Make note of items to be addressed when business returns to normal. Pay special attention to your KPIs, especially your cash flow.
M is for Modify
Things are changing, not only daily, but hourly. Review action steps that have been inspected and modify accordingly.
Communicate the adjustments to your team immediately.
E is for Engage
Now, more than ever, is the time to lead from the front. Be physically in front of your people. If you cannot, then get in front of them digitally every day. They need to know that you are putting their safety first and that you care.
Never send someone into a situation they aren’t willing to go in or one you wouldn’t go in yourself. Be an inspiration. Inspire and serve your people. Instill hope.
Vision and Values with COVID-19 and Beyond
I began here with a story of how Cody Baetz went the extra mile to serve the customer during the COVID-19 pandemic. Some companies would admonish their technician for doing what Cody did — but we created a vehicle, designed to serve customers and coworkers, many years ago when we defined why we are in business (mission), where we are going (vision) and how we serve (core values).

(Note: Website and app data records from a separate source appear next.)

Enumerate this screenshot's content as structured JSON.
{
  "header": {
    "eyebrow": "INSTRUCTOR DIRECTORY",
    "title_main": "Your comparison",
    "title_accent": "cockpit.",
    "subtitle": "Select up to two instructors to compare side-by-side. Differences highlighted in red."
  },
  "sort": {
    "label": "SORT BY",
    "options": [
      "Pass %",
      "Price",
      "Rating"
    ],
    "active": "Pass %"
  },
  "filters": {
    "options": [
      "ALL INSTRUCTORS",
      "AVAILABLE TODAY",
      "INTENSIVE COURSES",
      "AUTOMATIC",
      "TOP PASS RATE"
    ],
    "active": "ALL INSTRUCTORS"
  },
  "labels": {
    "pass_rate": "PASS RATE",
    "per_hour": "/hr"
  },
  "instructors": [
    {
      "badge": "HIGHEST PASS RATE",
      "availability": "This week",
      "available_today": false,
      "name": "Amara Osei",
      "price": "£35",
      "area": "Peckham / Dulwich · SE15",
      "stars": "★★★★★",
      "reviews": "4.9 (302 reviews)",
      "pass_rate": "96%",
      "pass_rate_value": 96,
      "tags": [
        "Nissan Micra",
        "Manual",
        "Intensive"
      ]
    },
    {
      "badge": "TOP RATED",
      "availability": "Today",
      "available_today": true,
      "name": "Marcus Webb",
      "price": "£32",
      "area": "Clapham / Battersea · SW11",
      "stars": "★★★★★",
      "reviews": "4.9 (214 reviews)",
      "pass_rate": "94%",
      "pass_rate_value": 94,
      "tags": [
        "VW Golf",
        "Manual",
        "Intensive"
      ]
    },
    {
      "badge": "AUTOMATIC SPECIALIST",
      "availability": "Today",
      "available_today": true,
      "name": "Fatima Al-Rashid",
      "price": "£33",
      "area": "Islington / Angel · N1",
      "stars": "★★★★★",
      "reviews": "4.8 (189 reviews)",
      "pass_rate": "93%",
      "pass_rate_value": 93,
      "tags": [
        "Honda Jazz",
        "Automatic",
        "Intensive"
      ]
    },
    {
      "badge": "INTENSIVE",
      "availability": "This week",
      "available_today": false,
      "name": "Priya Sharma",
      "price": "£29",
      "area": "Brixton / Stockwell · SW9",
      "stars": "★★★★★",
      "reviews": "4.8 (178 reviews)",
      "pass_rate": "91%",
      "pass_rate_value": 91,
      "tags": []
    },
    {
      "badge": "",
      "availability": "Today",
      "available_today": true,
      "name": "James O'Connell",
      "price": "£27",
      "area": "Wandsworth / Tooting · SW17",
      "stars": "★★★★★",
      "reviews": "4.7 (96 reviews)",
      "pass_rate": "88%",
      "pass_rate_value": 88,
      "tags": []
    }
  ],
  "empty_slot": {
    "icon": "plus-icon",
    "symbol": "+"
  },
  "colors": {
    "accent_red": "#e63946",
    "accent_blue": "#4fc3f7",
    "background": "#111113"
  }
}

Cody brought these to life with his actions and it certainly makes a good story: In turbulent times, a company and technician rise to the occasion and rescue a customer. But this heartwarming story is, in reality, simply another day for us at Hunter Super Techs.
Years ago, along with my leadership team, we harnessed our “why” and used it to guide us.
Our vision is to get really good, develop leaders and expand to neighboring areas.
With our people in mind, we concentrated on creating, nurturing and developing leaders. Through inspiration, example and action, we influence our leaders to think, speak and act in such a way that makes a positive difference in their life and in the lives of those they lead.
Equipped with a positive spirit and in order to achieve the vision, our leaders teach and live the company mission. Our core values govern how we behave on the way to accomplishing our mission.
Trying and turbulent times, like we are seeing now with COVID-19, have a way of prioritizing what is really important. They also pull the curtains open to our consciousness, pouring light forth on our faith, health, family, friends, employees and home. We become awakened and thankful for what it reveals.
Remember what’s important. Remember why you started in this service business. Be a leader for your team through this crisis and come out a stronger business on the other side.